The CBS host said goodbye to The Late Late Show this Friday night after 2,058 episodes. The historic episode opened with a long, well-deserved standing ovation from the crowd.
So many stars
The celebrity-studded event did not disappoint. The show began with Mila Kunis, Jane Lynch, Lisa Kudrow, Jon Hamm, and dozens of other celebrities joyously playing drums in a music video-esque montage — Craig Ferguson is a drummer himself. He’s also well known for his love and support of his native Scotland, so naturally he chose the song, “Bang Your Drum” by Dead Man Fall, an undiscovered band based in his hometown of Cumbernauld.
A rock star personality came out naturally from the comedian as he sang to the studio audience. He even had a full gospel band to back him up.

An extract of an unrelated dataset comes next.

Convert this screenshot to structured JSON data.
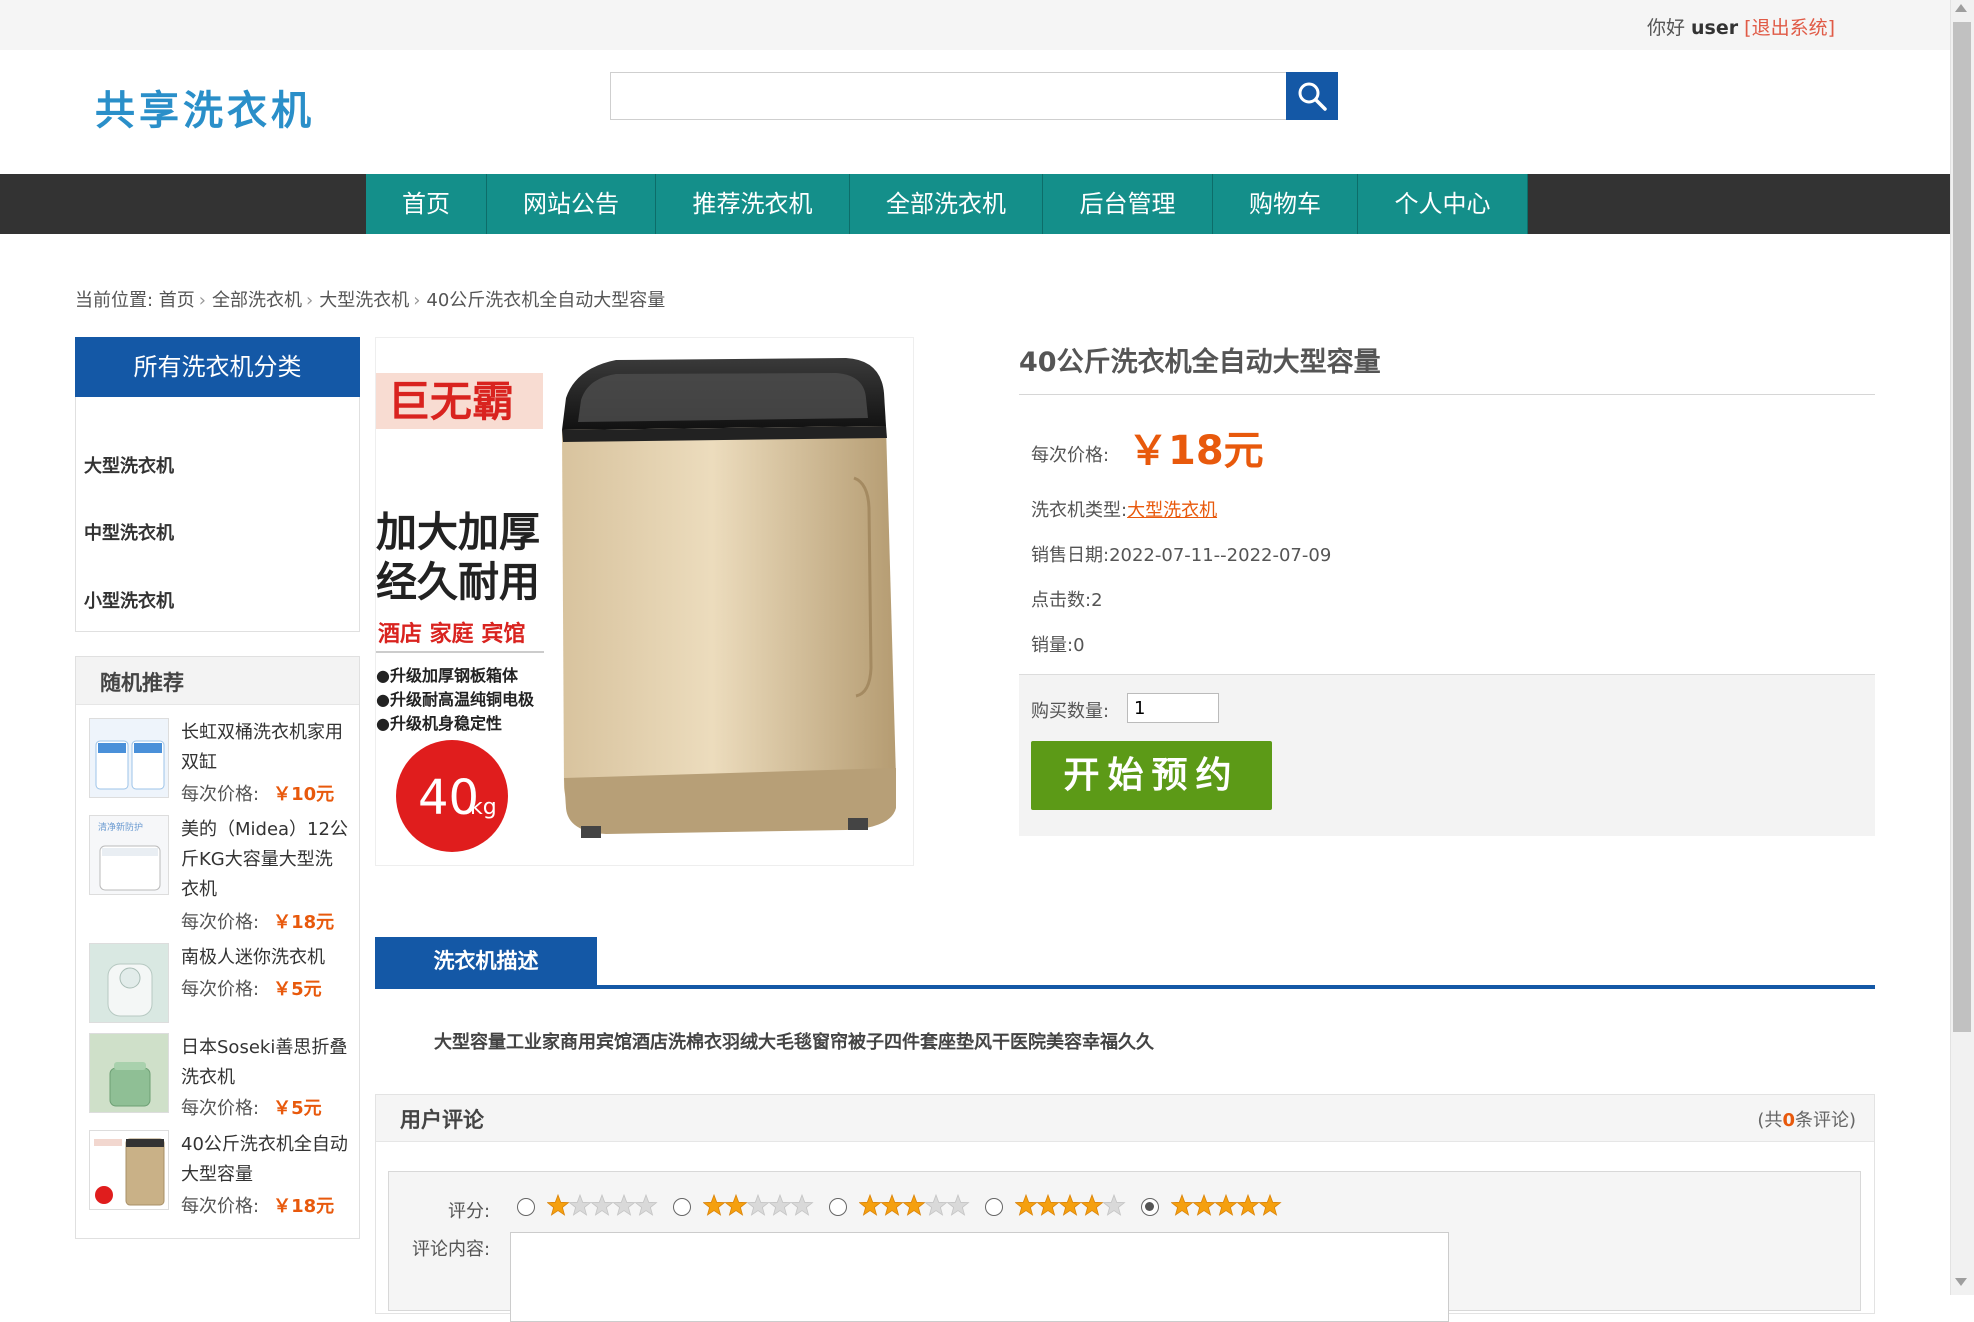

The usual suspects, and fan favorites, were out in full force. Geoff Peterson, Ferguson’s skeletal sidekick, and Secretariat, the host’s pantomime horse naturally made appearances in the final episode. The show also included one last go of its famed Twitter segments.
The celebrity guest appearances on the show ended with Jay Leno. Obviously long-time friends, the two joked about haircuts, Indian casinos, and unemployment from late night programming. The future holds bright for both of the retired hosts: stand up comedy.
The heartfelt, hilarious goodbye
Craig took a moment to speak to his feelings about the show, crew, guests, and his long-standing audience. The heartfelt monologue was loaded with the comedian’s usual tongue-in-cheek vibe, while still being raw and grateful towards his audience and fans.
After 10 years of Late Late Show history, we finally learned exactly who was inside Secretariat. The host’s honorable steed was none-other than Bob Newhart. Or was it?
Just as the seasoned host bid the crowd farewell on the heels of that revelation, he suddenly stirred from a nightmare. Lying next to him was Drew Carey, in a direct homage to the famous Newhart series finale on CBS, shot on the very same soundstage.
The final episode homages continued when it became clear that they were reprising their characters from The Drew Carey Show — married and all. Craig explained that he’d had a nightmare in which he was forced to host a talk show, and Drew was forced to host a game show. The act closed with a shot of a snowglobe (a reference to St. Elsewhere’s finale) set to the Journey song Don’t Stop Believin’, a reference to the infamous final moments of The Sopranos.
Parting words from producer Michael Naidus
What does producer Michael Naidus want the fans to know when they watch the final moments? Well, first of all, he wants fans to know that the show was as fun to make as it was to watch. “We genuinely had fun making these shows and we feel lucky to have been given a platform for all the wonderful nonsense that Craig created for us, and for the fans.”
And about those fans — Naidus wants them to know “that they mattered to us – pretty much every tweet they sent to Craig, every email they sent to the show, every letter that reached our desks was read. They’re voices were heard and their passion was, and is, appreciated.”